For more details on goal setting, read about setting SMART goals.

How will you achieve your goal?

Once you have decided on your health and fitness goal, you need to consider how you will reach that goal. Different fitness goals require different approaches. 

Select a training program with a method that aligns with your fitness goal. For example, if you’re trying to build muscle, you’ll want to include resistance training in your program. If you’re wanting to run a 5K, your exercise program should include appropriate cardio training.

For those whose goal is to enjoy time with their kids and get fit, it may be a bit harder to figure out where to go in the gym to get the results you want. A good place to start is following the 8 Steps to Get Cooperized™ developed by Kenneth H. Cooper, MD, MPH, Founder and Chairman of Cooper Aerobics. Specific to his step to “exercise most days of the week,” 150 minutes of moderate-intensity cardiovascular activity and two to three strength training sessions each week are recommended. 

For more information about beginning an exercise program, watch this video with Angela Horner, MS, Professional Fitness Trainer at Cooper Fitness Center.

Or you may turn to a wellness program.
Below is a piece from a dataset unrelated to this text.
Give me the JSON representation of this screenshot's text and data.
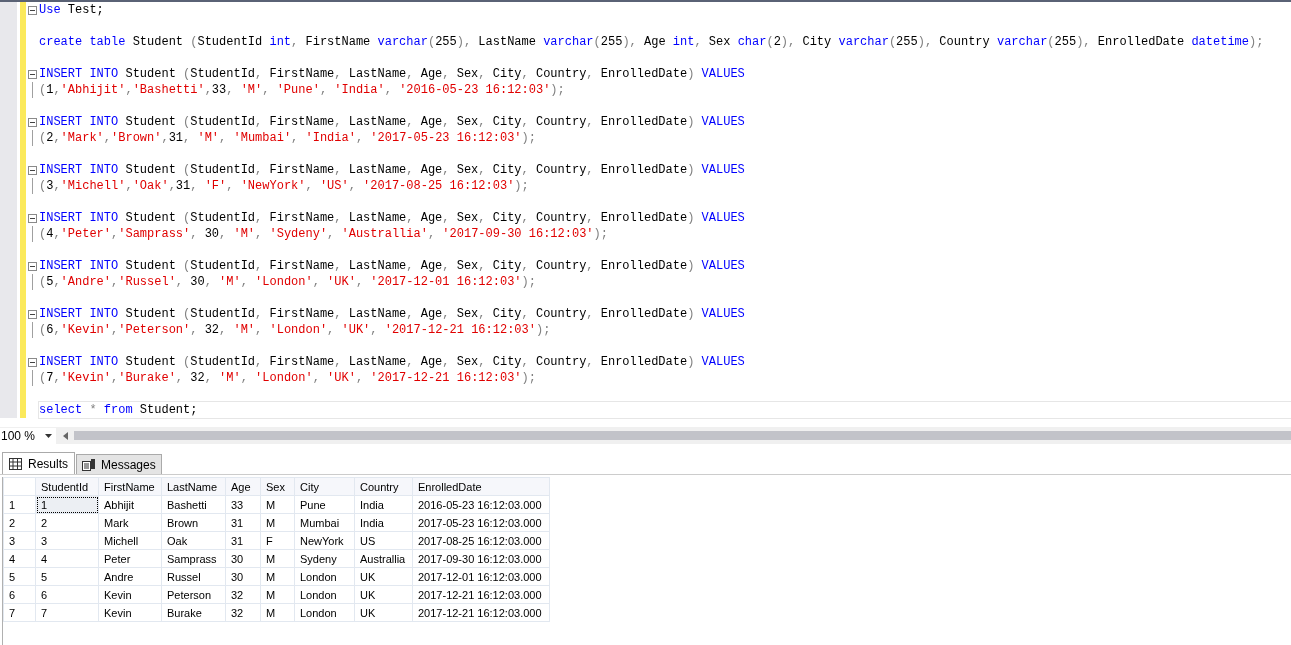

They exist to improve and promote your health at any fitness level. Wellness programs such as Cooper Quest® assess your current level of health and fitness and provide custom fitness recommendations to help you achieve results. Cooper Quest® provides tools, resources and encouragement and the foundation of the program are five key health areas:

  • Cardiovascular Fitness
  • Blood Work
  • Body Composition
  • Well-Being
  • Functional Fitness

Train with a coach

One of the biggest mistakes beginners make is using incorrect form when exercising. It can be hard to unlearn bad habits, so it’s best to start off using the proper form. 

A professional fitness trainer can show you the ins and outs of exercising safely—including proper form—and develop a customized exercise routine that’s right for you regardless of your goal. A professional fitness trainer can be your designated spotter for strength training, or a cardiovascular pro can help you get in shape for that 5K. No matter what, a fitness professional can help give us the confidence and safety we need for an effective exercise routine.

For more information about personal training or to schedule a session with a professional fitness trainer, visit or call 972.233.4832.